Get More from Your Most Underrated Sense
I love the smells of the holidays. Turkeys roasting… pies and gingerbread baking… evergreen trees, and scented candles everywhere. Whether or not you celebrate this time of year, it’s hard to beat the thousand wonderful scents that fill the air.
But for many people, the holidays are also a time of frustration. Because they’re among the millions of Americans – especially older Americans – who have an impaired sense of smell. The National Institutes of Health note that as many as 1 in 4 men over 65 may have serious problems with their sense of smell.
And it’s a lot more than frustrating. Because some people lose the desire to eat when they can’t smell their food. Others could find themselves in mortal danger… because they can’t smell a gas leak or noxious chemicals.
Even if you don’t have a serious problem, you’re losing your sense of smell. It began to fade almost from the time you were born. By the time you hit 30, chances are you already had a measurable loss.
There are good reasons for keeping your sense of smell sharp as long as you can…
- Most of your sense of “taste” is actually triggered in your nose by aroma molecules from your food.
- Smell is the sense most closely linked to memory. A scent is one of the most powerful memory triggers we know of.
- Your sense of smell adds so much pleasure to life.
But before we talk about helping keep your sense of smell sharp, let’s look some of the most common reasons you may lose some or all of your ability to smell.
The most common reason your sense of smell fades is age. That’s why so many people begin to wear too much perfume or aftershave as they get older. They simply can’t smell it as well as they used to.
Other common factors are obstructions in the nose… traumatic head injury… a sensitivity to dust, pollen or other irritants that “stuff up” your nose… and cigarette smoke. Herbal remedies may help reduce the stuffiness caused by sensitivities.
Getting away from cigarettes can help, too. University of Pennsylvania doctors found that people recovered much of their lost sense of smell after they quit smoking.1
I don’t know of anything you can do to recapture your sense of smell after a head injury. But age may be a different matter.
For some people, getting the right nutrients may help. For example, one of the signs you’re not getting enough zinc in your diet is a loss of taste and smell.
Men need about 11 mg of zinc per day. Women need a little less… about 8 mg. But if you don’t eat much meat, you may not be getting enough zinc.
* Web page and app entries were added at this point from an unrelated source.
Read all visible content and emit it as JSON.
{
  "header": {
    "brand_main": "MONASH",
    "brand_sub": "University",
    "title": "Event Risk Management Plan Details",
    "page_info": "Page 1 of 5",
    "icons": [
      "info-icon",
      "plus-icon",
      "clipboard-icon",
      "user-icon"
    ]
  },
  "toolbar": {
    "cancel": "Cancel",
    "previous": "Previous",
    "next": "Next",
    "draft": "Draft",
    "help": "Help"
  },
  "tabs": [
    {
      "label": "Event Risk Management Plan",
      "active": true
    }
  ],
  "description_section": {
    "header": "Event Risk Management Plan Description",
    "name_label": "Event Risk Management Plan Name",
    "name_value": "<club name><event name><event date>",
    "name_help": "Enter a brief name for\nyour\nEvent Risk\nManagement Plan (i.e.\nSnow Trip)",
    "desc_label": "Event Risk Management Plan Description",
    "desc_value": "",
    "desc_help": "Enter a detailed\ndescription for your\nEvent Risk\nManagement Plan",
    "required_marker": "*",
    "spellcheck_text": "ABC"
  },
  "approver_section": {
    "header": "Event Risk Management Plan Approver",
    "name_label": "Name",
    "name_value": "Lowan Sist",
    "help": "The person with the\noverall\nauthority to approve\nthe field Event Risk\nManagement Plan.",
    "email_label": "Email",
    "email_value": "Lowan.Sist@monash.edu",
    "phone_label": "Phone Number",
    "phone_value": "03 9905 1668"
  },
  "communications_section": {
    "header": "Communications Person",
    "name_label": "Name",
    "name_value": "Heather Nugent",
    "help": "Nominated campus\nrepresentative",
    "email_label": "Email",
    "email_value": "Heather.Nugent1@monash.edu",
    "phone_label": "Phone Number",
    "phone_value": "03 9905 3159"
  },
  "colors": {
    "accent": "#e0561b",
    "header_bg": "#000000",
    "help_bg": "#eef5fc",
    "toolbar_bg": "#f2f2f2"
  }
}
Beef and dark turkey are excellent sources of zinc. Milk, cashews and yogurt also provide a decent amount, though far less than beef.
Another nutrient that may help you keep your sense of smell sharp is choline. Choline isn’t a vitamin, but it’s an essential nutrient. Your body uses it to make an important neurotransmitter called acetylcholine. This nervous system messenger is critical for memory… mental sharpness… and your sense of smell.
Your body can’t make choline, so it has to come from your diet. Women should get about 425 mg of choline a day, while men need about 550 mg.
Beef liver and eggs are excellent sources of choline. Seafood, broccoli and Brussels sprouts are other good sources.
You may also be able to give your sense of smell a boost another way. Experts at the University of Cardiff say many people report that exercise sharpens their sense of smell, though the effect is temporary.2
It’s easy to take our sense of smell for granted. But it makes our lives more pleasurable in so many ways. Using these tips, you may be able to enjoy the benefits of a keen nose for many years to come.
Yours in continued good health,
Best Life Herbals Wellness Team
1 Frye, R.F., et al, “Dose-related effects of cigarette smoking on olfactory function,” JAMA. Mar 1990 2;263(9):1233-1236.
2 Gatcum, H. and Jacob, T., “Ansomnia,” University of Cardiff. 2001.